Among the lines of the records, find all that carry the word "selected" and copy them.

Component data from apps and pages
——
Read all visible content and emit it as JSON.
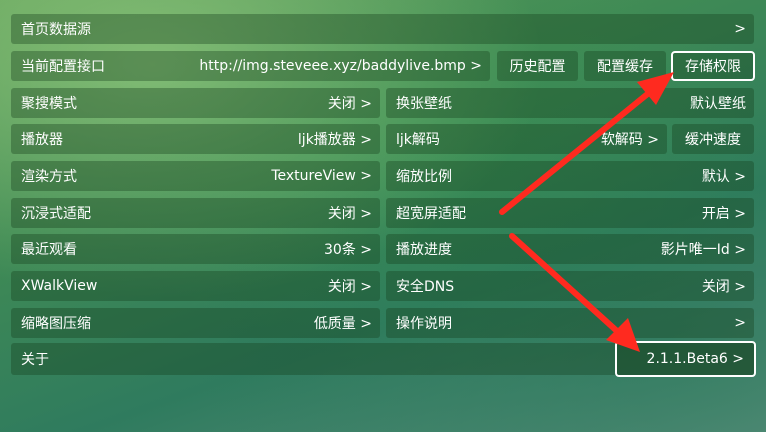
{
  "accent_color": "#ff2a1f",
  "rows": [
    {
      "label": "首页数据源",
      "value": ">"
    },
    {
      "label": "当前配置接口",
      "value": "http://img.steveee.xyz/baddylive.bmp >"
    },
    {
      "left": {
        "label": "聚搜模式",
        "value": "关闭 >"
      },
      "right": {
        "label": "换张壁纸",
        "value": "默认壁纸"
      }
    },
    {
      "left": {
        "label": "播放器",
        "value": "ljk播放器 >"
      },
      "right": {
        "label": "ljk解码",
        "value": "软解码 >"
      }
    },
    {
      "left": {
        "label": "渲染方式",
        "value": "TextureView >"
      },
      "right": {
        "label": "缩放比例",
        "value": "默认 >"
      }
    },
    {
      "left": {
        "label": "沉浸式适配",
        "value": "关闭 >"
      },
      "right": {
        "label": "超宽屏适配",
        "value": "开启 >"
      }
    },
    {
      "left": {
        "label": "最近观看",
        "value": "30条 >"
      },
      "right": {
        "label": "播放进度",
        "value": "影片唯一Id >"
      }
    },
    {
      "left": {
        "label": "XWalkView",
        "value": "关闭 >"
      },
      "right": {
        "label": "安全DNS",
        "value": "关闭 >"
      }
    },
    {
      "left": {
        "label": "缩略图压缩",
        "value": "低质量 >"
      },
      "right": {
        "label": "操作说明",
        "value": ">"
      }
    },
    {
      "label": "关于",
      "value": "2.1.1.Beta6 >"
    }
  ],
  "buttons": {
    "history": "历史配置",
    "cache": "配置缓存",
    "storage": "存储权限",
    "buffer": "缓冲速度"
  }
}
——
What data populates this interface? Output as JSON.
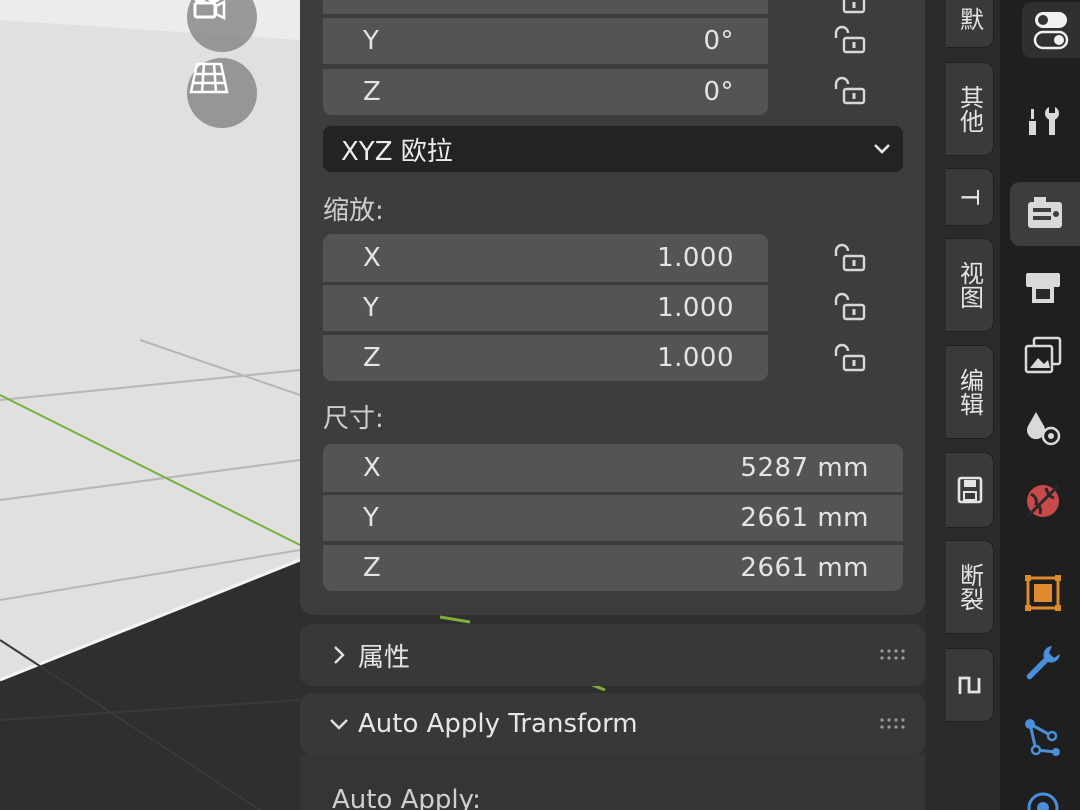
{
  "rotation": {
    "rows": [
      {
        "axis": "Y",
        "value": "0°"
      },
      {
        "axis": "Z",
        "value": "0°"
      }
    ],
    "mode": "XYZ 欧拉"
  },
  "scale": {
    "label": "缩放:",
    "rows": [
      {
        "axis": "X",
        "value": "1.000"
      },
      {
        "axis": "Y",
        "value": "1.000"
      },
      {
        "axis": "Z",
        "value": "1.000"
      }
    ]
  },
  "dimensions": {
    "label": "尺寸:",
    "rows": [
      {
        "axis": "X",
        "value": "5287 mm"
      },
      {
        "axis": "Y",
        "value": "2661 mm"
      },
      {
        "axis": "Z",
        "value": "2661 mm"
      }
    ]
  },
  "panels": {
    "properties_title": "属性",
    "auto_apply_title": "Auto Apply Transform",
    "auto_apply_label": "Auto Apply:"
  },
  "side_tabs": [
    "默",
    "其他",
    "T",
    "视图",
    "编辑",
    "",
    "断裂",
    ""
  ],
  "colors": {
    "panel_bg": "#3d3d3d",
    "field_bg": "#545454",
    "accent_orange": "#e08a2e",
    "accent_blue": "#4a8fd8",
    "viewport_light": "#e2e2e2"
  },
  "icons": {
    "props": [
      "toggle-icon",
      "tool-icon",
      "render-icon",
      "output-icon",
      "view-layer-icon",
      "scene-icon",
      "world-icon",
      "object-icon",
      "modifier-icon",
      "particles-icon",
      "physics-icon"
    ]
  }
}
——
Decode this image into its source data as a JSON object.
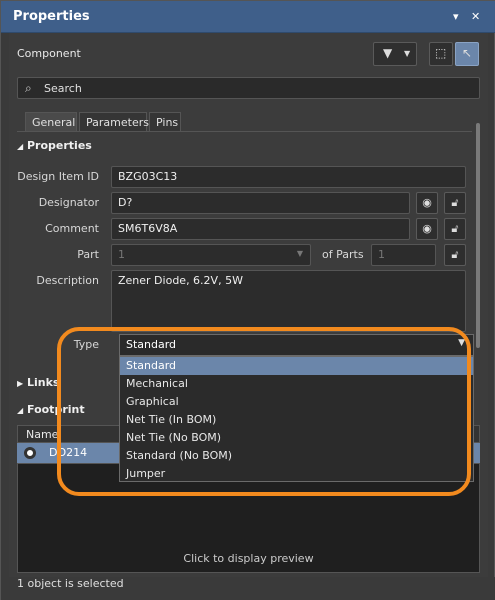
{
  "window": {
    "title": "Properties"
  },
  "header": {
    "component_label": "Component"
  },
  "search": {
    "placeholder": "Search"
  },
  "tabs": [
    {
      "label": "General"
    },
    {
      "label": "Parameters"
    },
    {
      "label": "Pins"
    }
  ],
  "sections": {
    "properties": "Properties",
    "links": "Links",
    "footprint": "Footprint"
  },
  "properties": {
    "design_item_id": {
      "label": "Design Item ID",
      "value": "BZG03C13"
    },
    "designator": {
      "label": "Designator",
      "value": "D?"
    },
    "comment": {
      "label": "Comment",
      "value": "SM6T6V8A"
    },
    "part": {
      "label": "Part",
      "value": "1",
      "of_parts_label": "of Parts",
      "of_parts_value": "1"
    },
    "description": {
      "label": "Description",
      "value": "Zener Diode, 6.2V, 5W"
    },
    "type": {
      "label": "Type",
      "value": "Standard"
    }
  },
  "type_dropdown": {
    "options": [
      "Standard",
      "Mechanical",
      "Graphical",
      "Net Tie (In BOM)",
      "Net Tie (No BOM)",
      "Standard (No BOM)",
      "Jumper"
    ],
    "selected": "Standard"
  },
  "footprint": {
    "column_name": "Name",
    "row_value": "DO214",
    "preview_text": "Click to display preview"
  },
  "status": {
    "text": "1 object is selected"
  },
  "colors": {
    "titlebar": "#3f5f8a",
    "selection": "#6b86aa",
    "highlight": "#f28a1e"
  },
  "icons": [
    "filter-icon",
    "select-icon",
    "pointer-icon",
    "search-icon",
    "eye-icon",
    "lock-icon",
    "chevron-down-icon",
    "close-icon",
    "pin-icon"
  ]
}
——
Response area
    "selected": "Standard"
    "text": "1 object is selected"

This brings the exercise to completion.